### WHAT YOU SHOULD DO:
Give back every line of the data exactly. Pictures are not part of the copy.

----- RECORDS SUPPLIED

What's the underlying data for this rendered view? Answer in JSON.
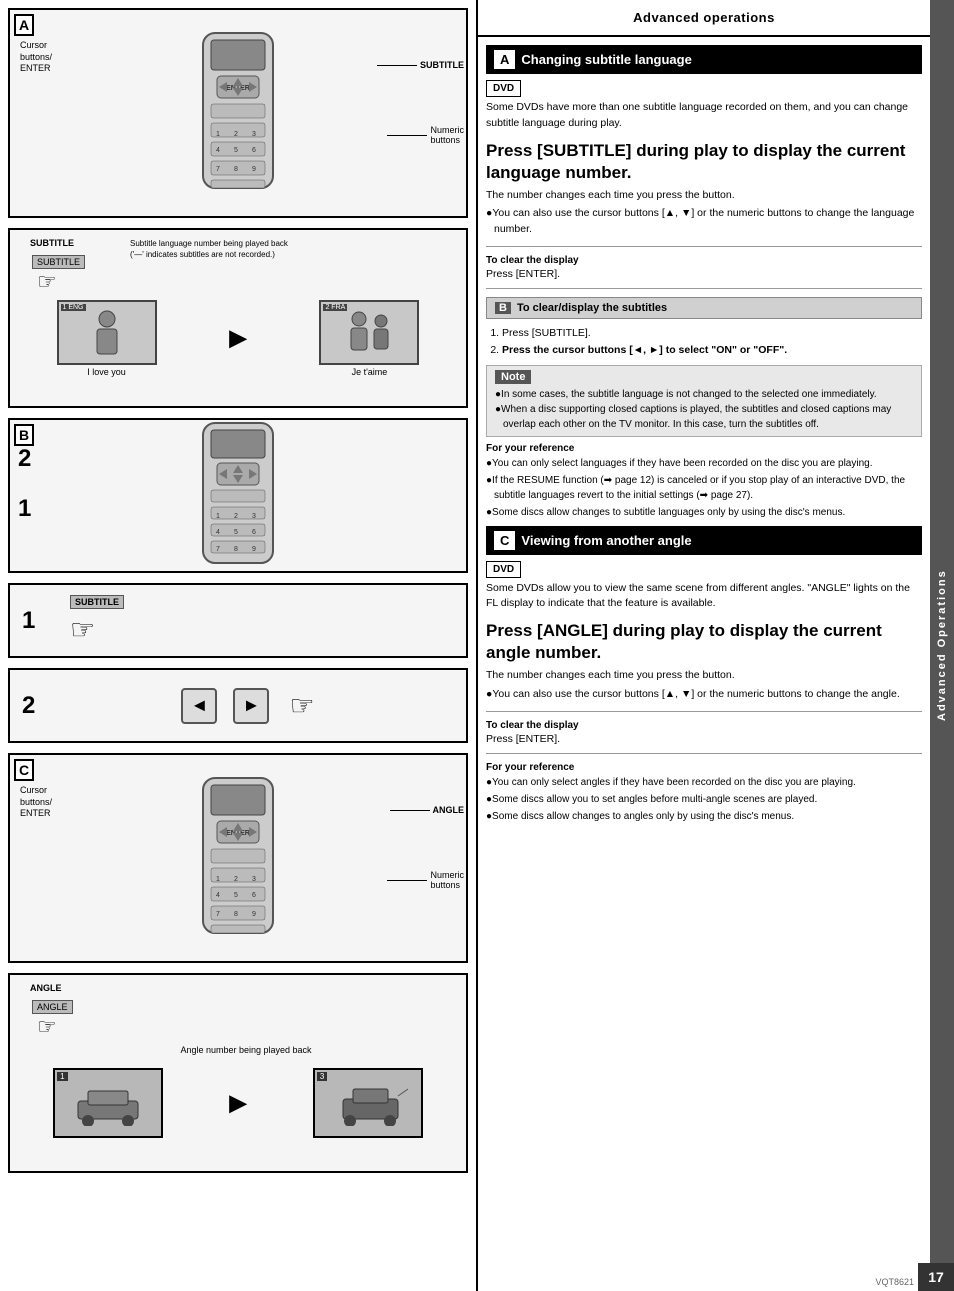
{
  "page": {
    "title": "Advanced operations",
    "page_number": "17",
    "vqt_code": "VQT8621"
  },
  "left_panel": {
    "section_A": {
      "label": "A",
      "callouts": {
        "cursor": "Cursor\nbuttons/\nENTER",
        "subtitle": "SUBTITLE",
        "numeric": "Numeric\nbuttons"
      }
    },
    "section_subtitle_illus": {
      "left_label": "SUBTITLE",
      "description": "Subtitle language number being played back\n('—' indicates subtitles are not recorded.)",
      "left_scene": "I love you",
      "right_scene": "Je t'aime"
    },
    "section_B": {
      "label": "B",
      "step1": {
        "number": "1",
        "label": "SUBTITLE"
      },
      "step2": {
        "number": "2"
      }
    },
    "section_C": {
      "label": "C",
      "callouts": {
        "cursor": "Cursor\nbuttons/\nENTER",
        "angle": "ANGLE",
        "numeric": "Numeric\nbuttons"
      }
    },
    "section_angle_illus": {
      "label": "ANGLE",
      "description": "Angle number being played back"
    }
  },
  "right_panel": {
    "header": "Advanced operations",
    "side_tab": "Advanced Operations",
    "section_A": {
      "label": "A",
      "title": "Changing subtitle language",
      "dvd_badge": "DVD",
      "intro": "Some DVDs have more than one subtitle language recorded on them, and you can change subtitle language during play.",
      "main_instruction": "Press [SUBTITLE] during play to display the current language number.",
      "sub_text": "The number changes each time you press the button.",
      "bullet1": "●You can also use the cursor buttons [▲, ▼] or the numeric buttons to change the language number.",
      "divider1": true,
      "clear_display_label": "To clear the display",
      "clear_display_text": "Press [ENTER].",
      "divider2": true
    },
    "section_B": {
      "label": "B",
      "title": "To clear/display the subtitles",
      "step1": "Press [SUBTITLE].",
      "step2": "Press the cursor buttons [◄, ►] to select \"ON\" or \"OFF\".",
      "note_label": "Note",
      "notes": [
        "●In some cases, the subtitle language is not changed to the selected one immediately.",
        "●When a disc supporting closed captions is played, the subtitles and closed captions may overlap each other on the TV monitor. In this case, turn the subtitles off."
      ],
      "for_reference_label": "For your reference",
      "references": [
        "●You can only select languages if they have been recorded on the disc you are playing.",
        "●If the RESUME function (➡ page 12) is canceled or if you stop play of an interactive DVD, the subtitle languages revert to the initial settings (➡ page 27).",
        "●Some discs allow changes to subtitle languages only by using the disc's menus."
      ]
    },
    "section_C": {
      "label": "C",
      "title": "Viewing from another angle",
      "dvd_badge": "DVD",
      "intro": "Some DVDs allow you to view the same scene from different angles. \"ANGLE\" lights on the FL display to indicate that the feature is available.",
      "main_instruction": "Press [ANGLE] during play to display the current angle number.",
      "sub_text": "The number changes each time you press the button.",
      "bullet1": "●You can also use the cursor buttons [▲, ▼] or the numeric buttons to change the angle.",
      "divider1": true,
      "clear_display_label": "To clear the display",
      "clear_display_text": "Press [ENTER].",
      "divider2": true,
      "for_reference_label": "For your reference",
      "references": [
        "●You can only select angles if they have been recorded on the disc you are playing.",
        "●Some discs allow you to set angles before multi-angle scenes are played.",
        "●Some discs allow changes to angles only by using the disc's menus."
      ]
    }
  }
}
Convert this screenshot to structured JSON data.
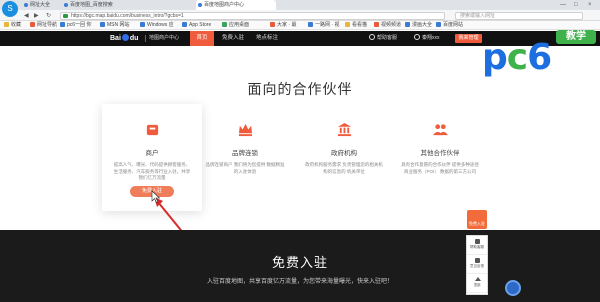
{
  "browser": {
    "logo": "S",
    "tabs": [
      {
        "label": "网址大全"
      },
      {
        "label": "百度地图_百度搜索"
      },
      {
        "label": "百度地图商户中心"
      }
    ],
    "window_controls": [
      "—",
      "□",
      "×"
    ],
    "nav_back": "◀",
    "nav_forward": "▶",
    "nav_reload": "↻",
    "url": "https://bgc.map.baidu.com/business_intro/?gcbs=1",
    "search_placeholder": "搜索或输入网址",
    "bookmarks": [
      {
        "label": "收藏",
        "color": "#e8b63a"
      },
      {
        "label": "网址导航",
        "color": "#e85a3a"
      },
      {
        "label": "pc6一回 你",
        "color": "#3a7bd5"
      },
      {
        "label": "MSN 网站",
        "color": "#3a7bd5"
      },
      {
        "label": "Windows 应",
        "color": "#3a7bd5"
      },
      {
        "label": "App Store",
        "color": "#3a7bd5"
      },
      {
        "label": "应用桌面",
        "color": "#3aa55a"
      },
      {
        "label": "大家 · 最",
        "color": "#e85a3a"
      },
      {
        "label": "一路网 · 视",
        "color": "#3a7bd5"
      },
      {
        "label": "看看猫",
        "color": "#e8b63a"
      },
      {
        "label": "视频频道",
        "color": "#e85a3a"
      },
      {
        "label": "漫画大全",
        "color": "#3a7bd5"
      },
      {
        "label": "百度网站",
        "color": "#3a7bd5"
      }
    ]
  },
  "header": {
    "logo_text": "Bai",
    "logo_text_2": "du",
    "subtitle": "地图商户中心",
    "nav": [
      {
        "label": "首页",
        "active": true
      },
      {
        "label": "免费入驻",
        "active": false
      },
      {
        "label": "地点标注",
        "active": false
      }
    ],
    "help_label": "帮助客服",
    "user_label": "秦翔xxx",
    "login_button": "我来管理"
  },
  "partners": {
    "title": "面向的合作伙伴",
    "cards": [
      {
        "icon": "shop-icon",
        "title": "商户",
        "desc": "提高人气、曝光、代码提供顾客服务、生活服务、汽车服务等行业入驻，共享我们亿万流量",
        "button": "免费入驻"
      },
      {
        "icon": "crown-icon",
        "title": "品牌连锁",
        "desc": "品牌连锁商户 我们将为您提供 数据精准的入驻体验",
        "button": ""
      },
      {
        "icon": "government-icon",
        "title": "政府机构",
        "desc": "政府机构服务需求 负责管理您的相关机构的信息的 机关单位",
        "button": ""
      },
      {
        "icon": "people-icon",
        "title": "其他合作伙伴",
        "desc": "具有合作意愿的合作伙伴 提供多种途径商业服务（POI） 数据的第三方公司",
        "button": ""
      }
    ]
  },
  "footer": {
    "title": "免费入驻",
    "subtitle": "入驻百度地图，共享百度亿万流量，为您带来海量曝光，快来入驻吧！"
  },
  "float": {
    "badge_label": "免费入驻",
    "items": [
      "帮助客服",
      "意见反馈",
      "顶部"
    ]
  },
  "watermark": {
    "p": "p",
    "c": "c",
    "six": "6",
    "badge": "教学"
  },
  "colors": {
    "accent": "#ef5b3c",
    "button": "#f07d5a",
    "header_bg": "#111111",
    "footer_bg": "#1b1b1b",
    "arrow": "#d92a2a"
  }
}
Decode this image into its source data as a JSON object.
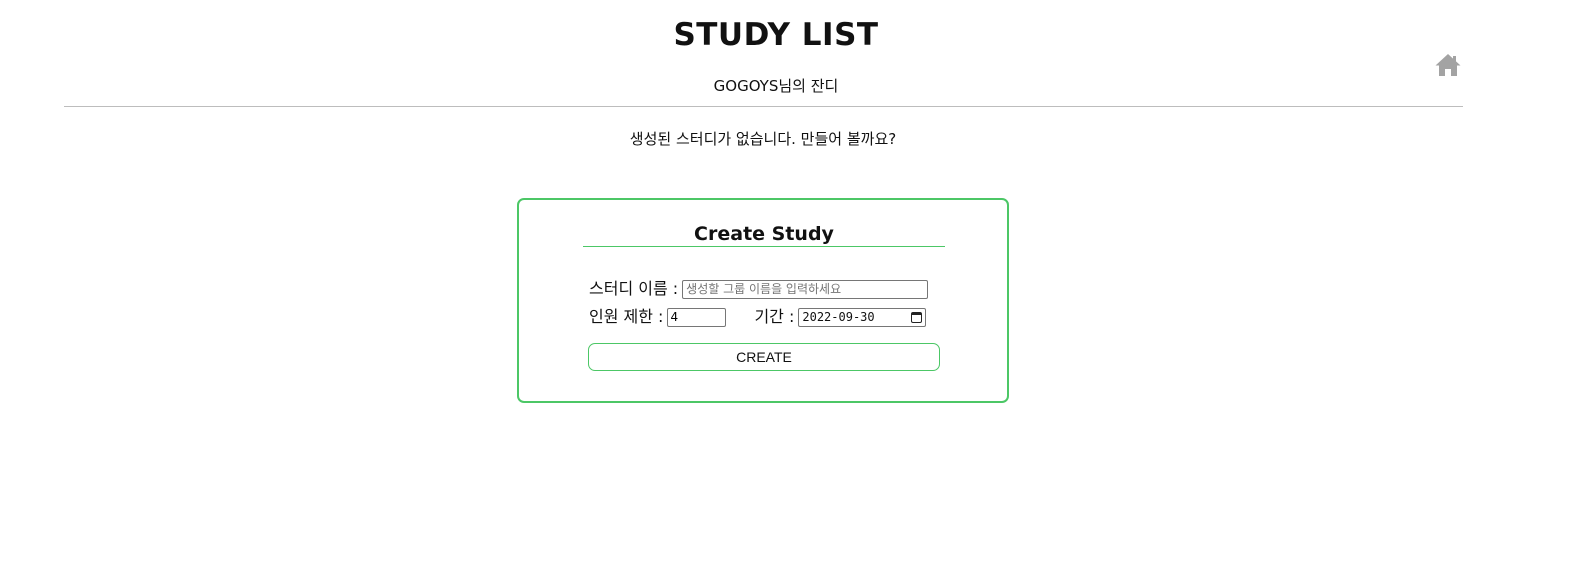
{
  "header": {
    "title": "STUDY LIST",
    "subtitle": "GOGOYS님의 잔디",
    "home_icon": "home-icon"
  },
  "main": {
    "empty_message": "생성된 스터디가 없습니다. 만들어 볼까요?"
  },
  "create_form": {
    "title": "Create Study",
    "name_label": "스터디 이름 :",
    "name_placeholder": "생성할 그룹 이름을 입력하세요",
    "name_value": "",
    "limit_label": "인원 제한 :",
    "limit_value": "4",
    "period_label": "기간 :",
    "period_value": "2022-09-30",
    "calendar_icon": "calendar-icon",
    "submit_label": "CREATE"
  },
  "colors": {
    "accent": "#4cc766",
    "divider": "#bdbdbd",
    "home_icon": "#a3a3a3"
  }
}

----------

### RESPONSE FOR THIS EXERCISE:
What's the underlying data for this rendered view? Answer in JSON.
{
  "page": {
    "title": "Advanced operations",
    "page_number": "17",
    "vqt_code": "VQT8621"
  },
  "left_panel": {
    "section_A": {
      "label": "A",
      "callouts": {
        "cursor": "Cursor\nbuttons/\nENTER",
        "subtitle": "SUBTITLE",
        "numeric": "Numeric\nbuttons"
      }
    },
    "section_subtitle_illus": {
      "left_label": "SUBTITLE",
      "description": "Subtitle language number being played back\n('—' indicates subtitles are not recorded.)",
      "left_scene": "I love you",
      "right_scene": "Je t'aime"
    },
    "section_B": {
      "label": "B",
      "step1": {
        "number": "1",
        "label": "SUBTITLE"
      },
      "step2": {
        "number": "2"
      }
    },
    "section_C": {
      "label": "C",
      "callouts": {
        "cursor": "Cursor\nbuttons/\nENTER",
        "angle": "ANGLE",
        "numeric": "Numeric\nbuttons"
      }
    },
    "section_angle_illus": {
      "label": "ANGLE",
      "description": "Angle number being played back"
    }
  },
  "right_panel": {
    "header": "Advanced operations",
    "side_tab": "Advanced Operations",
    "section_A": {
      "label": "A",
      "title": "Changing subtitle language",
      "dvd_badge": "DVD",
      "intro": "Some DVDs have more than one subtitle language recorded on them, and you can change subtitle language during play.",
      "main_instruction": "Press [SUBTITLE] during play to display the current language number.",
      "sub_text": "The number changes each time you press the button.",
      "bullet1": "●You can also use the cursor buttons [▲, ▼] or the numeric buttons to change the language number.",
      "divider1": true,
      "clear_display_label": "To clear the display",
      "clear_display_text": "Press [ENTER].",
      "divider2": true
    },
    "section_B": {
      "label": "B",
      "title": "To clear/display the subtitles",
      "step1": "Press [SUBTITLE].",
      "step2": "Press the cursor buttons [◄, ►] to select \"ON\" or \"OFF\".",
      "note_label": "Note",
      "notes": [
        "●In some cases, the subtitle language is not changed to the selected one immediately.",
        "●When a disc supporting closed captions is played, the subtitles and closed captions may overlap each other on the TV monitor. In this case, turn the subtitles off."
      ],
      "for_reference_label": "For your reference",
      "references": [
        "●You can only select languages if they have been recorded on the disc you are playing.",
        "●If the RESUME function (➡ page 12) is canceled or if you stop play of an interactive DVD, the subtitle languages revert to the initial settings (➡ page 27).",
        "●Some discs allow changes to subtitle languages only by using the disc's menus."
      ]
    },
    "section_C": {
      "label": "C",
      "title": "Viewing from another angle",
      "dvd_badge": "DVD",
      "intro": "Some DVDs allow you to view the same scene from different angles. \"ANGLE\" lights on the FL display to indicate that the feature is available.",
      "main_instruction": "Press [ANGLE] during play to display the current angle number.",
      "sub_text": "The number changes each time you press the button.",
      "bullet1": "●You can also use the cursor buttons [▲, ▼] or the numeric buttons to change the angle.",
      "divider1": true,
      "clear_display_label": "To clear the display",
      "clear_display_text": "Press [ENTER].",
      "divider2": true,
      "for_reference_label": "For your reference",
      "references": [
        "●You can only select angles if they have been recorded on the disc you are playing.",
        "●Some discs allow you to set angles before multi-angle scenes are played.",
        "●Some discs allow changes to angles only by using the disc's menus."
      ]
    }
  }
}
Convert this screenshot to structured JSON data.
{
  "browser": {
    "logo": "S",
    "tabs": [
      {
        "label": "网址大全"
      },
      {
        "label": "百度地图_百度搜索"
      },
      {
        "label": "百度地图商户中心"
      }
    ],
    "window_controls": [
      "—",
      "□",
      "×"
    ],
    "nav_back": "◀",
    "nav_forward": "▶",
    "nav_reload": "↻",
    "url": "https://bgc.map.baidu.com/business_intro/?gcbs=1",
    "search_placeholder": "搜索或输入网址",
    "bookmarks": [
      {
        "label": "收藏",
        "color": "#e8b63a"
      },
      {
        "label": "网址导航",
        "color": "#e85a3a"
      },
      {
        "label": "pc6一回 你",
        "color": "#3a7bd5"
      },
      {
        "label": "MSN 网站",
        "color": "#3a7bd5"
      },
      {
        "label": "Windows 应",
        "color": "#3a7bd5"
      },
      {
        "label": "App Store",
        "color": "#3a7bd5"
      },
      {
        "label": "应用桌面",
        "color": "#3aa55a"
      },
      {
        "label": "大家 · 最",
        "color": "#e85a3a"
      },
      {
        "label": "一路网 · 视",
        "color": "#3a7bd5"
      },
      {
        "label": "看看猫",
        "color": "#e8b63a"
      },
      {
        "label": "视频频道",
        "color": "#e85a3a"
      },
      {
        "label": "漫画大全",
        "color": "#3a7bd5"
      },
      {
        "label": "百度网站",
        "color": "#3a7bd5"
      }
    ]
  },
  "header": {
    "logo_text": "Bai",
    "logo_text_2": "du",
    "subtitle": "地图商户中心",
    "nav": [
      {
        "label": "首页",
        "active": true
      },
      {
        "label": "免费入驻",
        "active": false
      },
      {
        "label": "地点标注",
        "active": false
      }
    ],
    "help_label": "帮助客服",
    "user_label": "秦翔xxx",
    "login_button": "我来管理"
  },
  "partners": {
    "title": "面向的合作伙伴",
    "cards": [
      {
        "icon": "shop-icon",
        "title": "商户",
        "desc": "提高人气、曝光、代码提供顾客服务、生活服务、汽车服务等行业入驻，共享我们亿万流量",
        "button": "免费入驻"
      },
      {
        "icon": "crown-icon",
        "title": "品牌连锁",
        "desc": "品牌连锁商户 我们将为您提供 数据精准的入驻体验",
        "button": ""
      },
      {
        "icon": "government-icon",
        "title": "政府机构",
        "desc": "政府机构服务需求 负责管理您的相关机构的信息的 机关单位",
        "button": ""
      },
      {
        "icon": "people-icon",
        "title": "其他合作伙伴",
        "desc": "具有合作意愿的合作伙伴 提供多种途径商业服务（POI） 数据的第三方公司",
        "button": ""
      }
    ]
  },
  "footer": {
    "title": "免费入驻",
    "subtitle": "入驻百度地图，共享百度亿万流量，为您带来海量曝光，快来入驻吧！"
  },
  "float": {
    "badge_label": "免费入驻",
    "items": [
      "帮助客服",
      "意见反馈",
      "顶部"
    ]
  },
  "watermark": {
    "p": "p",
    "c": "c",
    "six": "6",
    "badge": "教学"
  },
  "colors": {
    "accent": "#ef5b3c",
    "button": "#f07d5a",
    "header_bg": "#111111",
    "footer_bg": "#1b1b1b",
    "arrow": "#d92a2a"
  }
}
Decode this image into its source data as a JSON object.
{
  "header": {
    "title": "STUDY LIST",
    "subtitle": "GOGOYS님의 잔디",
    "home_icon": "home-icon"
  },
  "main": {
    "empty_message": "생성된 스터디가 없습니다. 만들어 볼까요?"
  },
  "create_form": {
    "title": "Create Study",
    "name_label": "스터디 이름 :",
    "name_placeholder": "생성할 그룹 이름을 입력하세요",
    "name_value": "",
    "limit_label": "인원 제한 :",
    "limit_value": "4",
    "period_label": "기간 :",
    "period_value": "2022-09-30",
    "calendar_icon": "calendar-icon",
    "submit_label": "CREATE"
  },
  "colors": {
    "accent": "#4cc766",
    "divider": "#bdbdbd",
    "home_icon": "#a3a3a3"
  }
}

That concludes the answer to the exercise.